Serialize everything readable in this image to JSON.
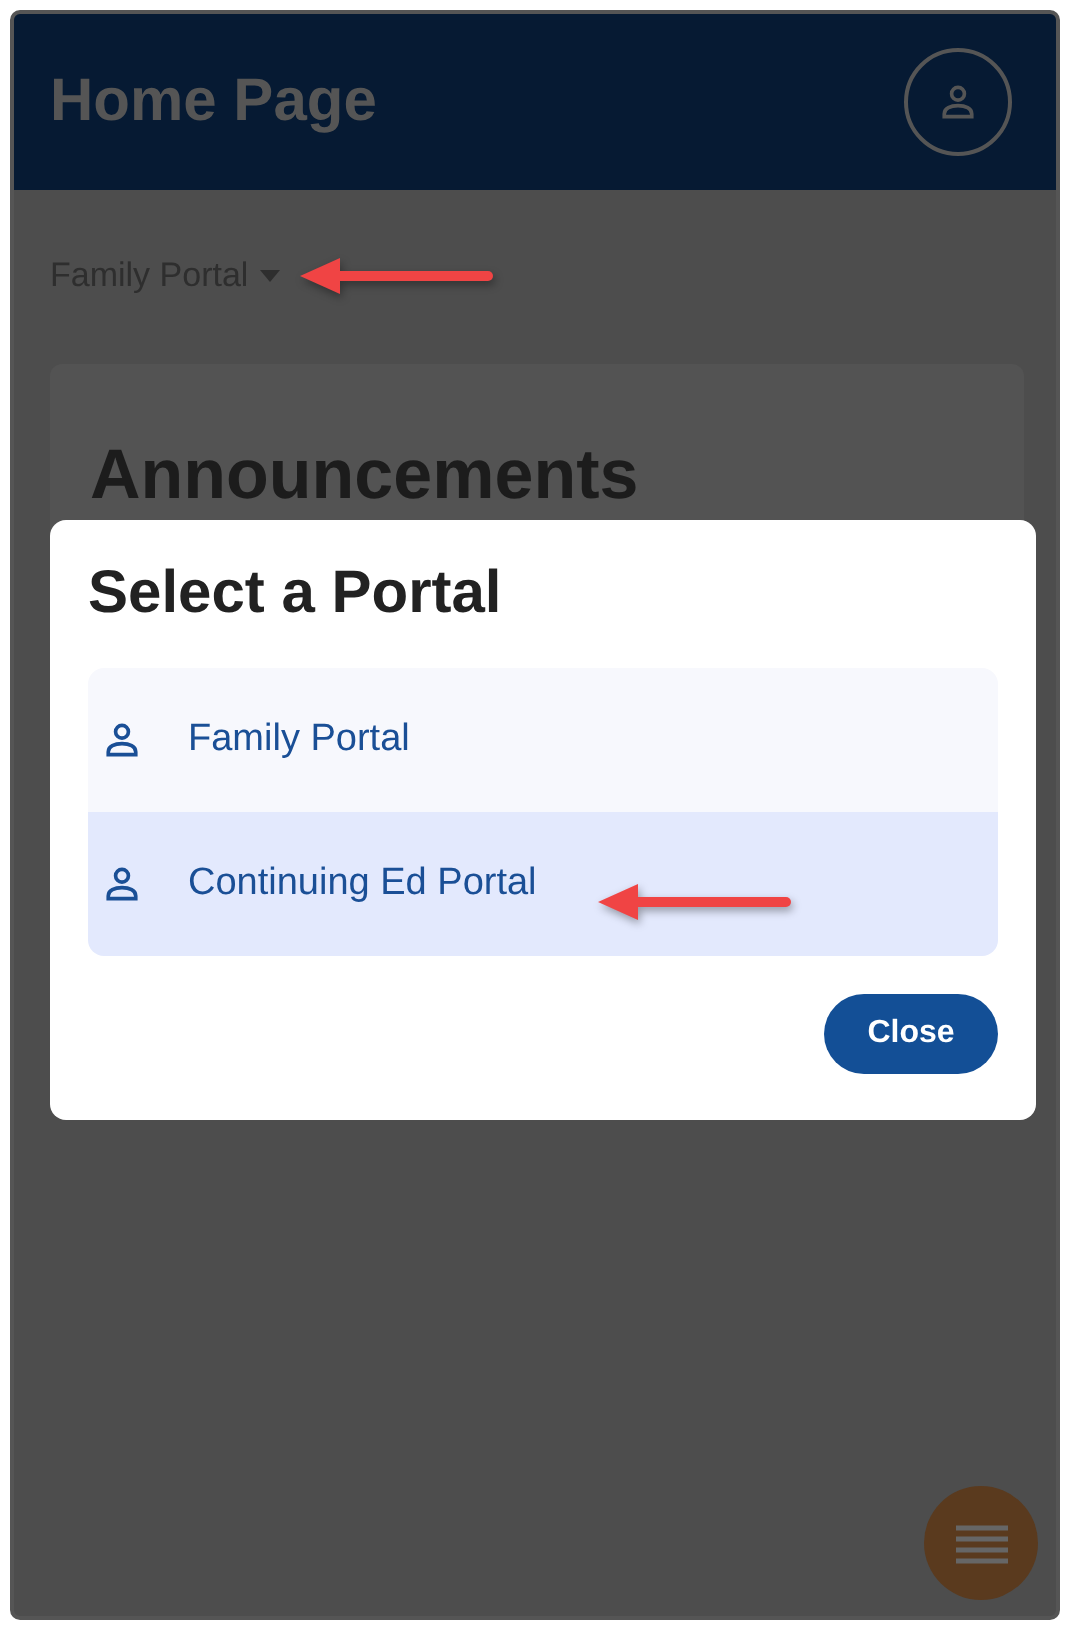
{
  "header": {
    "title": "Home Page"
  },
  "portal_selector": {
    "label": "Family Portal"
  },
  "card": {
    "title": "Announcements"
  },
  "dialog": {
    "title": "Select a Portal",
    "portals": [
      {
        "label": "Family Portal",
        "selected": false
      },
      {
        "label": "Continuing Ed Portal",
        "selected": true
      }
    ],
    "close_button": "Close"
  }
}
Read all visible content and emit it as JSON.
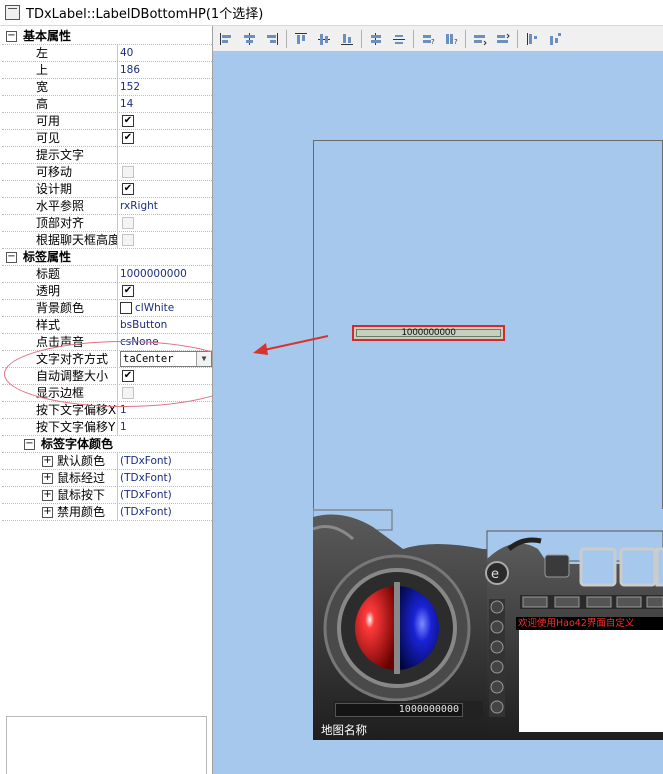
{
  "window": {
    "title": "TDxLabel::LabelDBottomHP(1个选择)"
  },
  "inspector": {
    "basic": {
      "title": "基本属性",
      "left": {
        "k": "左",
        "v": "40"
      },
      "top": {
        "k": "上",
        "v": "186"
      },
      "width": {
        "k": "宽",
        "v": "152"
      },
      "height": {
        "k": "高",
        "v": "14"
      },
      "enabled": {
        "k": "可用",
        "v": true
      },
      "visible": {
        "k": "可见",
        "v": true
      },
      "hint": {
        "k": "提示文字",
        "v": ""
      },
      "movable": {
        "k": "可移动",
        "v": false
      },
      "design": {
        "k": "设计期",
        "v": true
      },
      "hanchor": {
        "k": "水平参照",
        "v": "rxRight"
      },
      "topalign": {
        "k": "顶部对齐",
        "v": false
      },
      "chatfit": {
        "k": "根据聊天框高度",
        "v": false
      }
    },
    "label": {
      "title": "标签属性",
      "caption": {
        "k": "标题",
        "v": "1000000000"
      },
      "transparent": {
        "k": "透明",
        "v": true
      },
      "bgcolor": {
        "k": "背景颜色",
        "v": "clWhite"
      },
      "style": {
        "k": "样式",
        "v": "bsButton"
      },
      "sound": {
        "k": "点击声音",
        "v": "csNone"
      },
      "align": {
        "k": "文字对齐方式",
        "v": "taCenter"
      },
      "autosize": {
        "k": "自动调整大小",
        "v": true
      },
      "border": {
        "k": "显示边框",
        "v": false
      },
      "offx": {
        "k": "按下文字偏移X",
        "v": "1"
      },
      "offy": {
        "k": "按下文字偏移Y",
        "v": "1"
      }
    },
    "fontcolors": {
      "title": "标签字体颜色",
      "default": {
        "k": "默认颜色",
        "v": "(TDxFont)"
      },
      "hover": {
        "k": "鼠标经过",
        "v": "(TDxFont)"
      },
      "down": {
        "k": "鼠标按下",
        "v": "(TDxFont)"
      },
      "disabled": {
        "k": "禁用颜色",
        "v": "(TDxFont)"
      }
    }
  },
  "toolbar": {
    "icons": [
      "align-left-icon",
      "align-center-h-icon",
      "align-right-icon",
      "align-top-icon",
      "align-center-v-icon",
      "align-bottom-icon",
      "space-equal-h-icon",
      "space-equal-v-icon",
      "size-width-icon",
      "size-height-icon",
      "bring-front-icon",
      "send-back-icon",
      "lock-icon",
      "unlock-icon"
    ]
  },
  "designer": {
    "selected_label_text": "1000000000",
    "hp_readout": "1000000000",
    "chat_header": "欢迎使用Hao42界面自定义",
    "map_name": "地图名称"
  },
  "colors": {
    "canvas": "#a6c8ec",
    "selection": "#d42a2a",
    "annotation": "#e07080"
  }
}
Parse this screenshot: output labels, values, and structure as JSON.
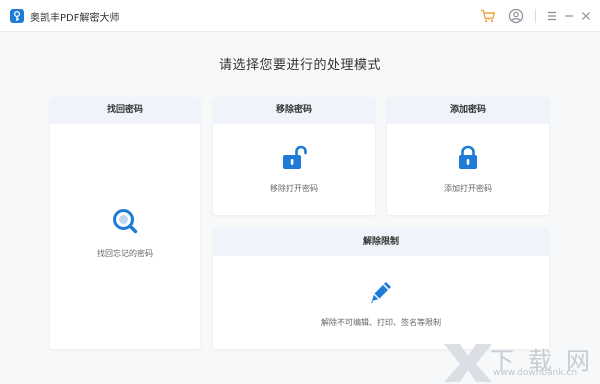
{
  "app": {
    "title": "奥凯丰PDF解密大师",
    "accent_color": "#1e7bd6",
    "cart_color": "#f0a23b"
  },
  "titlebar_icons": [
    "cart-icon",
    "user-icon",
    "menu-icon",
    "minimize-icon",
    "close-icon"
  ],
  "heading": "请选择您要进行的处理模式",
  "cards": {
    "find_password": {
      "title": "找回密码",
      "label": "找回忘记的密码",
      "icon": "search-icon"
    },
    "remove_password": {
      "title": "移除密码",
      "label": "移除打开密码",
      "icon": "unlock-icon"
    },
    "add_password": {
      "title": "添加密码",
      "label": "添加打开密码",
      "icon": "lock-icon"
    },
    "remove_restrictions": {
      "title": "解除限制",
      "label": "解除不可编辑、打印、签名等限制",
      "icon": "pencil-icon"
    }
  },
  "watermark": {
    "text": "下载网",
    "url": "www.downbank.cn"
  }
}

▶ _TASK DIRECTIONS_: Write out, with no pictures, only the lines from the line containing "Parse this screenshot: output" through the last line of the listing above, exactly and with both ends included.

▶ _COMPLETED TASK_:
Parse this screenshot: output labels, values, and structure as JSON.
{
  "app": {
    "title": "奥凯丰PDF解密大师",
    "accent_color": "#1e7bd6",
    "cart_color": "#f0a23b"
  },
  "titlebar_icons": [
    "cart-icon",
    "user-icon",
    "menu-icon",
    "minimize-icon",
    "close-icon"
  ],
  "heading": "请选择您要进行的处理模式",
  "cards": {
    "find_password": {
      "title": "找回密码",
      "label": "找回忘记的密码",
      "icon": "search-icon"
    },
    "remove_password": {
      "title": "移除密码",
      "label": "移除打开密码",
      "icon": "unlock-icon"
    },
    "add_password": {
      "title": "添加密码",
      "label": "添加打开密码",
      "icon": "lock-icon"
    },
    "remove_restrictions": {
      "title": "解除限制",
      "label": "解除不可编辑、打印、签名等限制",
      "icon": "pencil-icon"
    }
  },
  "watermark": {
    "text": "下载网",
    "url": "www.downbank.cn"
  }
}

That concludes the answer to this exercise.